Go through the records and filter out every line lacking the word "info"; copy the lines that remain.

Entries from a dataset of interfaces:
-----

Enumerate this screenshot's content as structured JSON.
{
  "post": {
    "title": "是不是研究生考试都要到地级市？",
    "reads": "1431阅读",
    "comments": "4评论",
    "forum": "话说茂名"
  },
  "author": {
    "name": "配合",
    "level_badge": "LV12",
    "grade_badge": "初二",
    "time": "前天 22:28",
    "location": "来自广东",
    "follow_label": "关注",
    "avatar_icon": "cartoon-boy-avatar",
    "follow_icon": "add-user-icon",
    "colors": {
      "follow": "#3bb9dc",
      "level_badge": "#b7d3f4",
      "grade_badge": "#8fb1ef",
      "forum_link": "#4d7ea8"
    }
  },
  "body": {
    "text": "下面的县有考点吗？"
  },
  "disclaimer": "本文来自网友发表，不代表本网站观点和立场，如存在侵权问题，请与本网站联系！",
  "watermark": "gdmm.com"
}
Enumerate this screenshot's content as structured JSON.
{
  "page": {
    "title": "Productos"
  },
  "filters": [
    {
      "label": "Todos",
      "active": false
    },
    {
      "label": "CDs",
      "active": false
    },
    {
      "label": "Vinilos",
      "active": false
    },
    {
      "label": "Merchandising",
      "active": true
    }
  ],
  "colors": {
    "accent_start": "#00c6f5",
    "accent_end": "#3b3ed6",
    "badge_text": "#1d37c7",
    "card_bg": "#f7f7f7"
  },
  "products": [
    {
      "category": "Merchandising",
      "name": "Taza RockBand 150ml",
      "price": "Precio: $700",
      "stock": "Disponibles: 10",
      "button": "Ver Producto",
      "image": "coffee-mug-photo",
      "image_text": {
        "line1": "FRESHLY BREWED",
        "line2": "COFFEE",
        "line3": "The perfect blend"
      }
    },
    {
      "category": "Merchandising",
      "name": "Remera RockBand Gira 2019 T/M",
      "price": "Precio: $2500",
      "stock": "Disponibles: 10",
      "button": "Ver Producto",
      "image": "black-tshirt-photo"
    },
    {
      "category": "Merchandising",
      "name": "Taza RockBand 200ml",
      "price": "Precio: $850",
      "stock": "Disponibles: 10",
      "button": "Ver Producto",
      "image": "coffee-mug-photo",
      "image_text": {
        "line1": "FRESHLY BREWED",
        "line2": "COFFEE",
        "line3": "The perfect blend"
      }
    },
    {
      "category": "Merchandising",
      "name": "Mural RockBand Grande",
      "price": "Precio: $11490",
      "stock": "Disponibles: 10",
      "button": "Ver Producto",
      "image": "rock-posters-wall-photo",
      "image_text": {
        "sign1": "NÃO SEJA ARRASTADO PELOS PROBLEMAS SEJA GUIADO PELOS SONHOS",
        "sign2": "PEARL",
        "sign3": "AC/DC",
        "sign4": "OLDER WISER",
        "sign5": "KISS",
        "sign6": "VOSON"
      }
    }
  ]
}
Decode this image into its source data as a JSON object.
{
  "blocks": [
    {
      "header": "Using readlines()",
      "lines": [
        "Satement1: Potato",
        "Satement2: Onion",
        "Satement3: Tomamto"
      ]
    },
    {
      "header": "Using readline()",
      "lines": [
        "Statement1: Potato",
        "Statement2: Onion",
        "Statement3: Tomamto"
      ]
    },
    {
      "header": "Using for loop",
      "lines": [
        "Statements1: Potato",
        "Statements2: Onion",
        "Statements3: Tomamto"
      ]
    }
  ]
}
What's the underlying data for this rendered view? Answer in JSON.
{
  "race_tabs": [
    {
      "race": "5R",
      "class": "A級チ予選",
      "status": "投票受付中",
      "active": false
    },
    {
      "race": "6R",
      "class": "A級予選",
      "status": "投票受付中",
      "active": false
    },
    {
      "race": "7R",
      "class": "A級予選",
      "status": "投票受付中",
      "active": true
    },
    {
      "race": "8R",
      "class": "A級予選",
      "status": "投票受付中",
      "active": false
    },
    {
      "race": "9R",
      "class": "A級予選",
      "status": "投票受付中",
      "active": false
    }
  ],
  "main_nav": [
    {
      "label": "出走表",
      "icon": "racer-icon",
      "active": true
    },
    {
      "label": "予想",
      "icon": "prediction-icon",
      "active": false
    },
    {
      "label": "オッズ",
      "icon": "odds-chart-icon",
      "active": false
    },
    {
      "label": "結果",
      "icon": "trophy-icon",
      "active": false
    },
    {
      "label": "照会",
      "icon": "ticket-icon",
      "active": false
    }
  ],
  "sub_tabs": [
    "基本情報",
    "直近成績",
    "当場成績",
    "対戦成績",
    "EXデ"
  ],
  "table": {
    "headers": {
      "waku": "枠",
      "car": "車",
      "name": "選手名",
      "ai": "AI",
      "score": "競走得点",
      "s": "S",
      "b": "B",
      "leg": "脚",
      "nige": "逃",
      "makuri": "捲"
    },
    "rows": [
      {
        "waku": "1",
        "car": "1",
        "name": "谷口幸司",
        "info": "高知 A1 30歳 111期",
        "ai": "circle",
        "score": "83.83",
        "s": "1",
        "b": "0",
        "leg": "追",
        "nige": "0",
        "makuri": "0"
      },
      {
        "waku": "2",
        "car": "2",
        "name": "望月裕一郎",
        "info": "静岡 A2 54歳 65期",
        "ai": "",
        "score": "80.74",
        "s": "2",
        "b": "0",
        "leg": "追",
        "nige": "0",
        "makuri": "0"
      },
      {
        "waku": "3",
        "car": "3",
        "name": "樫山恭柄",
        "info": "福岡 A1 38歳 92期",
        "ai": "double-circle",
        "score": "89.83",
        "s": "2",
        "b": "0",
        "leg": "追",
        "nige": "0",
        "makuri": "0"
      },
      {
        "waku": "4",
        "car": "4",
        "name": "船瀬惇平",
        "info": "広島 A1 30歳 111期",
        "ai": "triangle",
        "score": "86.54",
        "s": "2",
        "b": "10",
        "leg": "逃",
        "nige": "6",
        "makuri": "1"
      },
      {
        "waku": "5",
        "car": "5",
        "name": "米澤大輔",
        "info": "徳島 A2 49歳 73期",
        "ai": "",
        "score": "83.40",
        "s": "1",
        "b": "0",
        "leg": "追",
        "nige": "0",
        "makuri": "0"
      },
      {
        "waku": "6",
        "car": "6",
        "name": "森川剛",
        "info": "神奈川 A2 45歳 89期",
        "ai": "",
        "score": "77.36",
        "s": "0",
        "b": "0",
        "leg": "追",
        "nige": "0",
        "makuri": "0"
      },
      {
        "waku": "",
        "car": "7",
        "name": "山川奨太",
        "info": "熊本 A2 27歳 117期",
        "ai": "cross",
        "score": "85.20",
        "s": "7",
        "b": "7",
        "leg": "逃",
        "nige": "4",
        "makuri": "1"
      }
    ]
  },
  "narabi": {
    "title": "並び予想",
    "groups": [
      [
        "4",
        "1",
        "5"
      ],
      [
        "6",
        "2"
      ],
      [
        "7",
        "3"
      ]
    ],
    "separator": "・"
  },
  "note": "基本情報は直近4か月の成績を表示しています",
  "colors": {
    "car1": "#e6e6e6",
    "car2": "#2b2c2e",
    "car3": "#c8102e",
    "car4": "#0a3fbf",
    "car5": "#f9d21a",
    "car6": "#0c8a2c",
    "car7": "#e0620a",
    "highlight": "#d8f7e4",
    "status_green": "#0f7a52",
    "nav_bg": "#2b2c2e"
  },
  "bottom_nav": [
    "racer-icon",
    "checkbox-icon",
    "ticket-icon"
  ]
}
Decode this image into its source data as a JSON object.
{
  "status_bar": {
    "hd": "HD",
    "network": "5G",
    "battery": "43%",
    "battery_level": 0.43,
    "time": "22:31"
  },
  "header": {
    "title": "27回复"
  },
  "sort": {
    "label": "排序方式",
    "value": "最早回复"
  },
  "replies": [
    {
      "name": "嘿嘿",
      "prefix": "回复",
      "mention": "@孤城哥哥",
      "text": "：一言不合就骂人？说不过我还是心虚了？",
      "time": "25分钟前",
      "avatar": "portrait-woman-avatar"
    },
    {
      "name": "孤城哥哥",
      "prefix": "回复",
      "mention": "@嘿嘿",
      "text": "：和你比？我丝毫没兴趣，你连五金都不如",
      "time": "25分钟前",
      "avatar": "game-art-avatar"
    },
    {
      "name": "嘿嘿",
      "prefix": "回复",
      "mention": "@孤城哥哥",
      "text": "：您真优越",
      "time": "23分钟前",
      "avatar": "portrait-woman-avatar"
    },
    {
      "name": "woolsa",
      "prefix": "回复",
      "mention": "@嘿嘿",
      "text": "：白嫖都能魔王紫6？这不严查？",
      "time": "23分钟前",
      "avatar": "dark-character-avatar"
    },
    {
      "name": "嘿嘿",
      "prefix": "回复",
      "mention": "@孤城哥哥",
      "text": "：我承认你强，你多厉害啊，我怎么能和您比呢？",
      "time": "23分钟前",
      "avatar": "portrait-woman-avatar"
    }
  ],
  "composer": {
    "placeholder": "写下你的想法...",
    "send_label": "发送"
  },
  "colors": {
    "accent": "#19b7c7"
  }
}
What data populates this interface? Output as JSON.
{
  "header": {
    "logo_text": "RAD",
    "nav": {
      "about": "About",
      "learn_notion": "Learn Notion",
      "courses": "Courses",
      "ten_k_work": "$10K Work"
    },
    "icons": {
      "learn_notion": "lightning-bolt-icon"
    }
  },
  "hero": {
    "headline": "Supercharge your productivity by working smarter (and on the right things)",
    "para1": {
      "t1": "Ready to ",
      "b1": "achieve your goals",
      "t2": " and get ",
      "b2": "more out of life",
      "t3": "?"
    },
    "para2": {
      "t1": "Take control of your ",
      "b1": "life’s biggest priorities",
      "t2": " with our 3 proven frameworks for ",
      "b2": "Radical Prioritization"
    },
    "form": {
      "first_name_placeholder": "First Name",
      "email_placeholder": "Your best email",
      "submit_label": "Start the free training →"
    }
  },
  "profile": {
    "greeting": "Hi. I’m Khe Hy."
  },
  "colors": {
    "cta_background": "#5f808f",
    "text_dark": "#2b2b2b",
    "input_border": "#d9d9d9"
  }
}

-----

• **WRITTEN ANSWER**:
        "info": "高知 A1 30歳 111期",
        "info": "静岡 A2 54歳 65期",
        "info": "福岡 A1 38歳 92期",
        "info": "広島 A1 30歳 111期",
        "info": "徳島 A2 49歳 73期",
        "info": "神奈川 A2 45歳 89期",
        "info": "熊本 A2 27歳 117期",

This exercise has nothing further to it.